Yemeni Government Seeks U.S. Support to Eliminate Terror Groups
On Tuesday, Brigadier General Mohsen Mohammed Al-Dhaheri, the Yemeni Minister of Defense, said during a meeting with the U.S. Ambassador to Yemen and the U.S. Military Attaché "supporting the legitimate government and its forces on the ground is the optimal way to restore the [Yemeni] state and secure global maritime routes." Al-Dhaheri stressed that combating terrorism and eliminating it, including the Houthis, Al-Qaeda, and ISIS, requires the international community's support for the efforts of the Yemeni legitimate government and its armed forces. The meeting discussed the developments in the Red Sea and the Gulf of Aden, the Houthi escalation in the Red Sea, and the frontlines inside Yemen.
Diplomatic efforts are underway to try to find a "climbdown" for Yemen's Houthis, the special U.S. envoy to Yemen said on Tuesday.

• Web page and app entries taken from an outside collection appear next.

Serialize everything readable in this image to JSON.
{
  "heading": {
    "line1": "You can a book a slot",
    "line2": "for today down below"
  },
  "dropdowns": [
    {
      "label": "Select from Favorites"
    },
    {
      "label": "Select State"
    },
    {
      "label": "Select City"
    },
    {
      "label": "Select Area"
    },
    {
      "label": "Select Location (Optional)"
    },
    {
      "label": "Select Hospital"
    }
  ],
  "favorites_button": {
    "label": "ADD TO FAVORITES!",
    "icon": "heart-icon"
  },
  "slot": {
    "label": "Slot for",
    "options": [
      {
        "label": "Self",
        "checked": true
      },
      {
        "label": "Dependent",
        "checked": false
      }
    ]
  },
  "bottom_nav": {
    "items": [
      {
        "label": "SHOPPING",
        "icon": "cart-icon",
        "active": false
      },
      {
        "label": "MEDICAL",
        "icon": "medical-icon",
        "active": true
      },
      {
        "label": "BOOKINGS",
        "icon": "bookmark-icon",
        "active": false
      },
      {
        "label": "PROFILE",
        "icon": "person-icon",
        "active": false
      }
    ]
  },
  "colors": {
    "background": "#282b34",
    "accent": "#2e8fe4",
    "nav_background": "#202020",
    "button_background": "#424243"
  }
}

Tim Lenderking recorded his comments on Friday for a think-tank conference before flying to Oman for talks on the crisis that has triggered retaliatory U.S. and British strikes against Houthi weapons sites. Diplomatic efforts are "being made to try and find a climbdown for the Houthis that would enable (the) situation to improve and to move away from the kinetic aspect" of the Red Sea crisis, Lenderking said. He accused Iran of aiding Houthi attacks by providing them with weapons, intelligence and "determining which are the more lucrative targets." Tehran denies backing the strikes.
The International Organization for Migration (IOM) has announced the organization of a new journey for dozens of Ethiopian migrants stranded in Yemen, marking the third such journey in about a week. In a statement, the organization said it assisted 148 stranded migrants in Yemen to return to Addis Ababa from Aden Airport safely. Last week, the organization facilitated the return of 291 Ethiopian migrants who were stranded in Yemen over the past year. The total number of migrants stranded in Yemen, mainly Ethiopians, was reported to be 43,000. According to U.N. agency statistics, Yemen received 97,210 African migrants last year, the majority of whom were from Ethiopia.
Hamas proposed a ceasefire plan that would halt the war in Gaza for four-and-a-half months, during which all hostages would go free, Israel would withdraw its troops from the Gaza Strip, and an agreement would be reached on an end to the war. The proposal comes amid the biggest diplomatic push yet for an extended halt to the fighting in the Gaza Strip. There was no immediate public response from Israel, which has said it will not pull its troops out of Gaza until Hamas is wiped out. U.S. Secretary of State Antony Blinken arrived overnight in Israel after meeting the leaders of mediators Qatar and Egypt in the most serious diplomatic push of the war to reach an extended truce.